*** Exercise materials ***
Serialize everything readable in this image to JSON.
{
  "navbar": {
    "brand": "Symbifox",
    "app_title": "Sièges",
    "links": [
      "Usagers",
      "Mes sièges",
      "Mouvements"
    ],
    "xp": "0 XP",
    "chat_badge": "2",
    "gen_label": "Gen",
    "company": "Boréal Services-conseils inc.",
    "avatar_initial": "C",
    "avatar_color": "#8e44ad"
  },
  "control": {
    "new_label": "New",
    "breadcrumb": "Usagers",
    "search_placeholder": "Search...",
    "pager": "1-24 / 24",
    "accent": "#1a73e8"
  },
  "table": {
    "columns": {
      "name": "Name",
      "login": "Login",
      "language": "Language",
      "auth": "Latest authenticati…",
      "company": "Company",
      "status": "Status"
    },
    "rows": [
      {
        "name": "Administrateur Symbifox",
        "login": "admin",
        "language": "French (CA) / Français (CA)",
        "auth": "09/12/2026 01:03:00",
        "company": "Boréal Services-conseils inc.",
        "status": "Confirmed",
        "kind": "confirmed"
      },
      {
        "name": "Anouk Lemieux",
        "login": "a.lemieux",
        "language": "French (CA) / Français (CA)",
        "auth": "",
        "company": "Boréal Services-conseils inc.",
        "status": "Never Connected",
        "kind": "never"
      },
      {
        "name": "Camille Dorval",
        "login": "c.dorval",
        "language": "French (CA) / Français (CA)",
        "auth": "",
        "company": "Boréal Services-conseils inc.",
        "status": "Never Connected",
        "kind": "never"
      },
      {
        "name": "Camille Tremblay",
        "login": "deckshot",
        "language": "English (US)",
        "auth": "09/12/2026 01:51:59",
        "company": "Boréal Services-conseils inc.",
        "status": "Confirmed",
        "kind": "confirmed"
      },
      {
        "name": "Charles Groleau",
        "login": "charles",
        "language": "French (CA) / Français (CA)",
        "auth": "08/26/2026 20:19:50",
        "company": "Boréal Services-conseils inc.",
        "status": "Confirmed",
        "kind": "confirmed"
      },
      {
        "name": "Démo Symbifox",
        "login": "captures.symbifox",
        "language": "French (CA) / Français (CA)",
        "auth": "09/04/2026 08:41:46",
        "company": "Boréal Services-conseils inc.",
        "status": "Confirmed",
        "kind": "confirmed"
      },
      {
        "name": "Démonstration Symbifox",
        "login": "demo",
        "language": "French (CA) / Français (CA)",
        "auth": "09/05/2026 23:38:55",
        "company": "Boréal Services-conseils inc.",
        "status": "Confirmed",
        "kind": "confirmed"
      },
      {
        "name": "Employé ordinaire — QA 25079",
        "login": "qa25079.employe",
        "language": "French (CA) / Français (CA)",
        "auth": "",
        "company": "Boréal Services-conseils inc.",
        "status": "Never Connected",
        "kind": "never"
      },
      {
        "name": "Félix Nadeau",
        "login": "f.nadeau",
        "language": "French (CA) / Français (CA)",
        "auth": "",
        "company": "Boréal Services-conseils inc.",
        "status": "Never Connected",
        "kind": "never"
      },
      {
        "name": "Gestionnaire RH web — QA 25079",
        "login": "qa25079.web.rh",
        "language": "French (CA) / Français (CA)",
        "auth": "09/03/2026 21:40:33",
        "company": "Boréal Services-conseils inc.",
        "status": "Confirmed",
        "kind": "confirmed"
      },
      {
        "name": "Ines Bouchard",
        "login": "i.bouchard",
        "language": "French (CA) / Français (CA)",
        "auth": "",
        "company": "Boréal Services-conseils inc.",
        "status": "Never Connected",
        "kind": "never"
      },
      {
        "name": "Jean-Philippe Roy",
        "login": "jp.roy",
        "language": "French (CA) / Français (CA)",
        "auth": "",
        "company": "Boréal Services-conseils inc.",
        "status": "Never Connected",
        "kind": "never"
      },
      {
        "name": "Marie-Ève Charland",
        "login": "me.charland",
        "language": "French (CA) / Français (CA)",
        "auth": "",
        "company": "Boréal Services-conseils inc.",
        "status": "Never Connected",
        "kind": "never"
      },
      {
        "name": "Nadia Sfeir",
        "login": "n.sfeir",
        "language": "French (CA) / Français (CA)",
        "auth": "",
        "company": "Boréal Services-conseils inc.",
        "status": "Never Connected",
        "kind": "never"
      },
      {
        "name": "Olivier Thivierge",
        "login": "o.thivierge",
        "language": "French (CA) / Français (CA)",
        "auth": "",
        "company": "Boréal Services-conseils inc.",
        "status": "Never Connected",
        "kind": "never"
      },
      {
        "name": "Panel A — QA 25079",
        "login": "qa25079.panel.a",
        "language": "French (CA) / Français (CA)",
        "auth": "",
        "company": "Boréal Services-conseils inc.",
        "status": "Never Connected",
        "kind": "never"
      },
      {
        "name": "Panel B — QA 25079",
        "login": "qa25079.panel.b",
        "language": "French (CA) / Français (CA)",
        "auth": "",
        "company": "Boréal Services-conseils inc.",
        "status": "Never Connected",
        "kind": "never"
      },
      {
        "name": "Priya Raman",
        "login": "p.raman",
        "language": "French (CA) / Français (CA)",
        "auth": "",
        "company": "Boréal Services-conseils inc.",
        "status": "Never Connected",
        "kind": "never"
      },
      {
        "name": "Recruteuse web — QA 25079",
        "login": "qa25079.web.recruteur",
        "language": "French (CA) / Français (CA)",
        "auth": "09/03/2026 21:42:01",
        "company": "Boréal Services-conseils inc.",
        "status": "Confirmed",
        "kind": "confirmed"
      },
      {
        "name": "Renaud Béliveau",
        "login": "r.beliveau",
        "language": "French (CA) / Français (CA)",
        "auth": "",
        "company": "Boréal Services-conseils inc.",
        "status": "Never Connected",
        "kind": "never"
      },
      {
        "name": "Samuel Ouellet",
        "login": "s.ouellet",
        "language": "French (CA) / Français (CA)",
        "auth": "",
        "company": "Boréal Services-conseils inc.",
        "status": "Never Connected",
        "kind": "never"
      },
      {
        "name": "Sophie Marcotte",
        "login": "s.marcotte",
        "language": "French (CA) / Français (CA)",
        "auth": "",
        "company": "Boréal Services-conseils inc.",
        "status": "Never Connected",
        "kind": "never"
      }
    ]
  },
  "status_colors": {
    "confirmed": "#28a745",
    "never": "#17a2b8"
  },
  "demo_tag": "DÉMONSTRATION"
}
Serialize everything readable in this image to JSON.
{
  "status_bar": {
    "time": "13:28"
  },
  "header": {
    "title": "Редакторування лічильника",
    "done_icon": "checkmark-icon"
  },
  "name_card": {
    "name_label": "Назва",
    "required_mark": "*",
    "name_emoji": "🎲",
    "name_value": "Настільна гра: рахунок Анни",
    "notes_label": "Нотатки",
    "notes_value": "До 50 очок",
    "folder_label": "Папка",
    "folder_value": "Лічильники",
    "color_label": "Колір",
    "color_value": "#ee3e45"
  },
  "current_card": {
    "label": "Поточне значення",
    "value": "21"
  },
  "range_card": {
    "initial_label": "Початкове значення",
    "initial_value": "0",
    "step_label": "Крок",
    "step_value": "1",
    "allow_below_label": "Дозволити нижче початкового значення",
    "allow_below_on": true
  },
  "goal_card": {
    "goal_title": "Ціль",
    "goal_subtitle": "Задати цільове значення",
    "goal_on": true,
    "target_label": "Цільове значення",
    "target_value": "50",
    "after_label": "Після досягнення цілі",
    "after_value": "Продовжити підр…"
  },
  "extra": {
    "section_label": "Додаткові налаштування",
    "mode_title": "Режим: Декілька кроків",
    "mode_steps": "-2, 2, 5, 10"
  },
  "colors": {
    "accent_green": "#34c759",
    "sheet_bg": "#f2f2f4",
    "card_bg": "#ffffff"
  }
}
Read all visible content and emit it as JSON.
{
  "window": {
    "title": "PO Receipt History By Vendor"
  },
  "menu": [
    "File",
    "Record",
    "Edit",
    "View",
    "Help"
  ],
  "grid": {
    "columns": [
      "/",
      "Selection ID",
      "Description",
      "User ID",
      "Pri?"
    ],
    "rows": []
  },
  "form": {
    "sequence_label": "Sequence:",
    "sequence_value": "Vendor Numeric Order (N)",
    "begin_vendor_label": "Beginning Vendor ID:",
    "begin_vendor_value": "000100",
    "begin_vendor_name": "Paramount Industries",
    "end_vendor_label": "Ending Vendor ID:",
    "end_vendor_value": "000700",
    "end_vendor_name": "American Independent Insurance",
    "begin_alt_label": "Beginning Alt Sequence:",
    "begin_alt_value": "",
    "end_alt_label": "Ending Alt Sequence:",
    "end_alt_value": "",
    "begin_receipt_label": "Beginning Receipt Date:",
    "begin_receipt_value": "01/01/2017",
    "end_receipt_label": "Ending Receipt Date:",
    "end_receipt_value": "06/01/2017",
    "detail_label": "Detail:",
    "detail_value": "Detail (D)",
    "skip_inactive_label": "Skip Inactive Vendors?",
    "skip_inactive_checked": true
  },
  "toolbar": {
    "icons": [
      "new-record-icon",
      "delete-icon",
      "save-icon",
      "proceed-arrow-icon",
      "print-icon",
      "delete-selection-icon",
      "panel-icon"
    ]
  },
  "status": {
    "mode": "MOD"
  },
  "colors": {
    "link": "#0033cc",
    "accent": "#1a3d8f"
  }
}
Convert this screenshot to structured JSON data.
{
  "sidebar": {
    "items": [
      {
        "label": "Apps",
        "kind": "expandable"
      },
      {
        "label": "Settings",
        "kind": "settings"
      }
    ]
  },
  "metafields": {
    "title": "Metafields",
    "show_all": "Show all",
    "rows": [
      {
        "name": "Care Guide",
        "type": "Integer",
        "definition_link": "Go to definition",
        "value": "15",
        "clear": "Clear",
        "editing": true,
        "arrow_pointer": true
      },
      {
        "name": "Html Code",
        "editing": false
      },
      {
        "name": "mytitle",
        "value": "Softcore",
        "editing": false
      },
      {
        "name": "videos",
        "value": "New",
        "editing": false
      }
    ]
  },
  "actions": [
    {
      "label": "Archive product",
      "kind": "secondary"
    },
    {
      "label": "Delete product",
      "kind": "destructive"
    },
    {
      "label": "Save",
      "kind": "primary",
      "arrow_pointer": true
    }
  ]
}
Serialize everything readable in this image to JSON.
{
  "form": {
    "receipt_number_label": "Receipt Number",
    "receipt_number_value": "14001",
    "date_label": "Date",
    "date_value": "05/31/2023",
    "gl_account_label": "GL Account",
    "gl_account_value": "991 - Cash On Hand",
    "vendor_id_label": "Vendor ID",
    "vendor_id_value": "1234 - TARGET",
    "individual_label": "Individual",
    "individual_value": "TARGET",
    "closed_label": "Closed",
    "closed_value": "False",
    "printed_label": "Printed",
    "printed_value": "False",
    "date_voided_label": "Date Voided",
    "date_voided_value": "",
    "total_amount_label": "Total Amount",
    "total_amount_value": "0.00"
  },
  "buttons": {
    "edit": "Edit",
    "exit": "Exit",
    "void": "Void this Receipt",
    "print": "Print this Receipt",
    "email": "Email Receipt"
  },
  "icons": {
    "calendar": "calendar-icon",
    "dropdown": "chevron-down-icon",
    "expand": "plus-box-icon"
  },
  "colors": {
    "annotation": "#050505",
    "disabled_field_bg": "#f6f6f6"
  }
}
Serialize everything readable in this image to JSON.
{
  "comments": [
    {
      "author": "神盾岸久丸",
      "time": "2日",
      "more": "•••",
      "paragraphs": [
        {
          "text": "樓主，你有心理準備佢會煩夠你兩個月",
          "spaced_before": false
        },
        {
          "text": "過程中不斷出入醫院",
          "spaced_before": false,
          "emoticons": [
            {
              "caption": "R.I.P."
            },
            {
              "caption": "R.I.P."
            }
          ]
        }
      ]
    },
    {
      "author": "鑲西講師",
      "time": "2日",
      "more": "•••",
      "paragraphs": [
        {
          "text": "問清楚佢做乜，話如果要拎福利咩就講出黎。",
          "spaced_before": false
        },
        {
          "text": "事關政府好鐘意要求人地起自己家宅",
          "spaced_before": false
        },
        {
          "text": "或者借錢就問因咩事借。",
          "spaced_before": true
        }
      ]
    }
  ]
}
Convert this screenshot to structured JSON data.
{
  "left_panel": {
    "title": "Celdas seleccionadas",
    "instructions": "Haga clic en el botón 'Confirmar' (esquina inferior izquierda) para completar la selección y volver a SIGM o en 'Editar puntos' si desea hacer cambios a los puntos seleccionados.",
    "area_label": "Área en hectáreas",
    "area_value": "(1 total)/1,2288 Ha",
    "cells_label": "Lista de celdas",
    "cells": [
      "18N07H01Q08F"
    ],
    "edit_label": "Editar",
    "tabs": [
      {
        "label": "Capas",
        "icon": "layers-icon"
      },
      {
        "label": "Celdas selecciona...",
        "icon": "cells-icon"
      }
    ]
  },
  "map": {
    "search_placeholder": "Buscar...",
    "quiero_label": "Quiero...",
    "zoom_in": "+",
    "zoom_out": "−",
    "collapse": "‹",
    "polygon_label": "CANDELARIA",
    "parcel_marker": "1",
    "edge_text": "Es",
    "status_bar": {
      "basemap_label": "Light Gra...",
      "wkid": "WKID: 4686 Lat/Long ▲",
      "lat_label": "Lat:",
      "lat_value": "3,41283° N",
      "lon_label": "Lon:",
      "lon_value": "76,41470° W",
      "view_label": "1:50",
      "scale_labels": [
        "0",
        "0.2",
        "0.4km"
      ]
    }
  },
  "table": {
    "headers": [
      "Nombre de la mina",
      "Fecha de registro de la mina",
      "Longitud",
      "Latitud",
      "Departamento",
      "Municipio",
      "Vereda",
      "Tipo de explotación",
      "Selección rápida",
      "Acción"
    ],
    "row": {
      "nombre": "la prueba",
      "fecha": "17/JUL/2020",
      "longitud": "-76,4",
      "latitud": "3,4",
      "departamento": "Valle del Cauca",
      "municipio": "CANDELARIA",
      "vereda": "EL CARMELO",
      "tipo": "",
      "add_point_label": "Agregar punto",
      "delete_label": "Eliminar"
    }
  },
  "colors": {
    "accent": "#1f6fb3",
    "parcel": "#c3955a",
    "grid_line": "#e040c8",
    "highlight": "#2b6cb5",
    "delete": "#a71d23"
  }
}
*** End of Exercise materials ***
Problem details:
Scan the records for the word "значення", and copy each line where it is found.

Written response:
    "label": "Поточне значення",
    "initial_label": "Початкове значення",
    "allow_below_label": "Дозволити нижче початкового значення",
    "goal_subtitle": "Задати цільове значення",
    "target_label": "Цільове значення",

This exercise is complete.